By signing him to a one-year, one million dollar deal, the Ducks have said what the rest of us are saying: we have no idea. Got nothing. We have no damn clue if Heatley still has it or not. But, if he’s done you’re only out a tiny cap hit, and if he’s not you’re getting a bargain. So sure, why not. Sign him to a one-year, one million dollar deal and find out.

Below are the arguments for “Dany Heatley is done” and “Dany Heatley will outperform his contract,” then my best guess.

Dany Heatley is done

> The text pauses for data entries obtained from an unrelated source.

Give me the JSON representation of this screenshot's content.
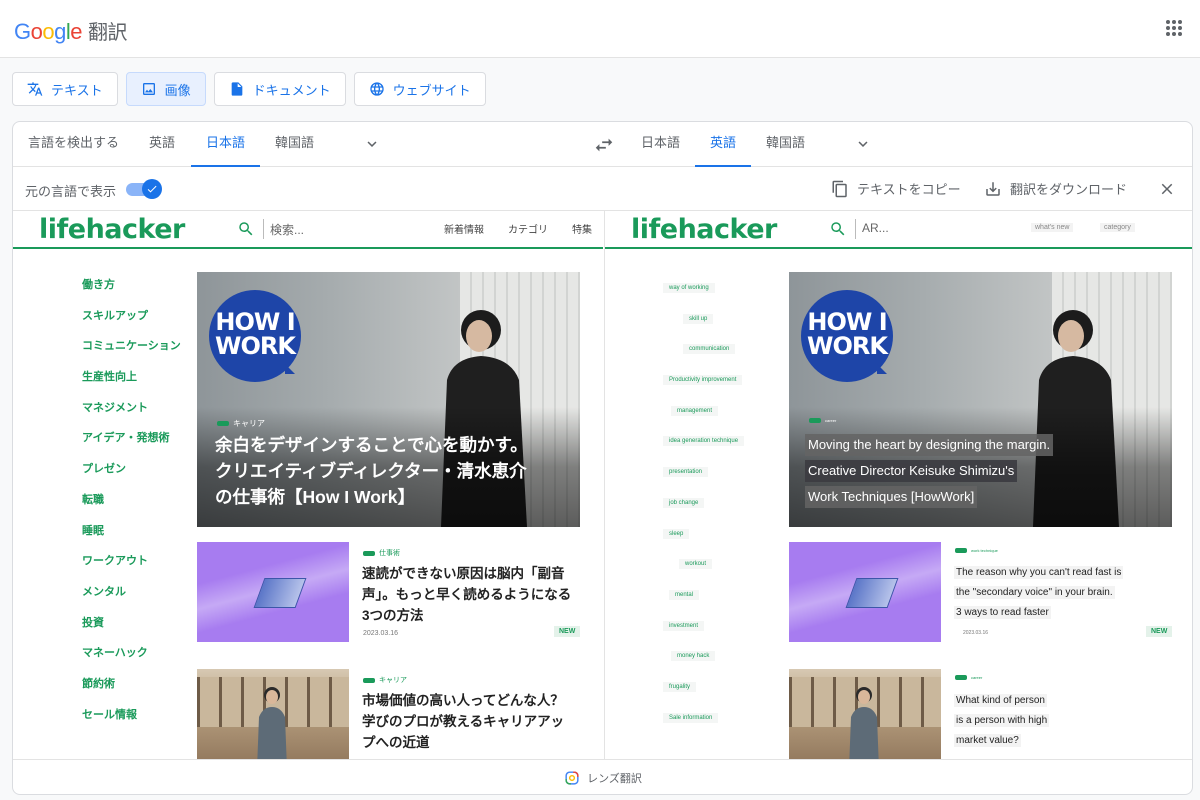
{
  "app": {
    "logo_parts": [
      "G",
      "o",
      "o",
      "g",
      "l",
      "e"
    ],
    "product": "翻訳"
  },
  "modes": [
    {
      "label": "テキスト",
      "icon": "translate-icon",
      "active": false
    },
    {
      "label": "画像",
      "icon": "image-icon",
      "active": true
    },
    {
      "label": "ドキュメント",
      "icon": "document-icon",
      "active": false
    },
    {
      "label": "ウェブサイト",
      "icon": "globe-icon",
      "active": false
    }
  ],
  "source_langs": {
    "detect": "言語を検出する",
    "tabs": [
      "英語",
      "日本語",
      "韓国語"
    ],
    "selected": "日本語"
  },
  "target_langs": {
    "tabs": [
      "日本語",
      "英語",
      "韓国語"
    ],
    "selected": "英語"
  },
  "toolbar": {
    "show_original": "元の言語で表示",
    "show_original_on": true,
    "copy": "テキストをコピー",
    "download": "翻訳をダウンロード"
  },
  "original": {
    "logo": "lifehacker",
    "search_placeholder": "検索...",
    "nav": [
      "新着情報",
      "カテゴリ",
      "特集"
    ],
    "sidebar": [
      "働き方",
      "スキルアップ",
      "コミュニケーション",
      "生産性向上",
      "マネジメント",
      "アイデア・発想術",
      "プレゼン",
      "転職",
      "睡眠",
      "ワークアウト",
      "メンタル",
      "投資",
      "マネーハック",
      "節約術",
      "セール情報"
    ],
    "hero": {
      "badge_line1": "HOW I",
      "badge_line2": "WORK",
      "tag": "キャリア",
      "title_lines": [
        "余白をデザインすることで心を動かす。",
        "クリエイティブディレクター・清水恵介",
        "の仕事術【How I Work】"
      ]
    },
    "articles": [
      {
        "tag": "仕事術",
        "title": "速読ができない原因は脳内「副音声」。もっと早く読めるようになる3つの方法",
        "date": "2023.03.16",
        "badge": "NEW"
      },
      {
        "tag": "キャリア",
        "title": "市場価値の高い人ってどんな人？ 学びのプロが教えるキャリアアップへの近道"
      }
    ]
  },
  "translated": {
    "logo": "lifehacker",
    "search_placeholder": "AR...",
    "nav": [
      "what's new",
      "category"
    ],
    "sidebar": [
      "way of working",
      "skill up",
      "communication",
      "Productivity improvement",
      "management",
      "idea generation technique",
      "presentation",
      "job change",
      "sleep",
      "workout",
      "mental",
      "investment",
      "money hack",
      "frugality",
      "Sale information"
    ],
    "hero": {
      "badge_line1": "HOW I",
      "badge_line2": "WORK",
      "tag": "career",
      "title_lines": [
        "Moving the heart by designing the margin.",
        "Creative Director Keisuke Shimizu's",
        "Work Techniques [HowWork]"
      ]
    },
    "articles": [
      {
        "tag": "work technique",
        "title_lines": [
          "The reason why you can't read fast is",
          "the \"secondary voice\" in your brain.",
          "3 ways to read faster"
        ],
        "date": "2023.03.16",
        "badge": "NEW"
      },
      {
        "tag": "career",
        "title_lines": [
          "What kind of person",
          "is a person with high",
          "market value?"
        ]
      }
    ]
  },
  "footer": {
    "lens_label": "レンズ翻訳"
  }
}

Oh my god, Dany Heatley is so obviously done it’s insane we even have to have this conversation. In the past three seasons his ice time has fallen from 20:30 a night, to 18:20, to 14:49, before playing just over 11 minutes a game in playoffs for Minnesota this past year. That’s under the same coach watching his ability plummet. He scored a whopping 12 goals and 28 total points in 76 regular season games despite getting the 4th most powerplay time among Wild forwards (over 2.5 minutes per game).

The Wild have 31 skaters on their NHL.com stats page. Each page holds 30 players. If you sort it by plus/minus, you have to go to page two to find Heatley and his -18, which is 11 goals against worse than the second worst skater on the team. If you think plus/minus is a bunk stat, well, his Corsi relative to his team was -5.9%, and he wasn’t exactly playing the toughest minutes. He was atrocious anyway you slice it.

He’s never been a fitness nut, he was never the most fleet of foot, and he’s officially lost it. He’s not going to do squat with the Ducks.

Dany Heatley will outperform his contract

Since the year 2000, six players have scored 50 goals twice: Ovechkin, Stamkos, Iginla, Kovalchuk, Jagr...and Dany Heatley. We’re really debating if a career elite scorer at 33 - not 43, people - is worth a one million dollar one year shot? Do you know who makes a million dollars in the NHL these days? Random dudes hauled out of the KHL like Petri Kontiola. Depth journeymen like Joe Vitale. Knuckle-chucking dusters like Patrick Bordeleau. Hell, two of those guys I just named earn more than a million. And we’re not sure about Heatley?

It was just 2010 when Dany Heatley was on Team Canada skating alongside a couple guys named Corey Perry and Ryan Getzlaf en route to winning a gold medal (how gigantic is that line, by the way?). If he gets the chance to skate with those guys again, which he likely will, you don’t think that bomb shot of his is going to find the back of the net 15-plus times? Of course it is.

Combine all this with the fact that this piddly contract is a wake-up call, and you’ve got a motivated Heatley working his tail off this summer to come into camp in shape and have a great season. And let’s be real anyway - he could’ve gotten more dollars elsewhere, he just took the comparably tiny contract so he could play for a Cup contender. That anyone thinks he’s not worth a million for a one year shot is flabbergasting.

Actual expectations

Heatley is slower and generally worse than he’s ever been, but he’s also a guy with a unique skill set who can bury a few extra pucks your average player can’t.

The risk to the Ducks is pretty much nil. For a million dollars, if he’s not working out you can put him in the pressbox, or on waivers, or whatever. On the chance he comes in with some real serious intent to succeed and fits somewhere in your lineup, signing him for cheap was probably a no-brainer.

The Ducks are probably thinking what the rest of us are: we're not expecting much, but we know there's a fair chance this could pay off nicely. If he stays healthy all year, I’ll call him hitting 15 goals in a limited role.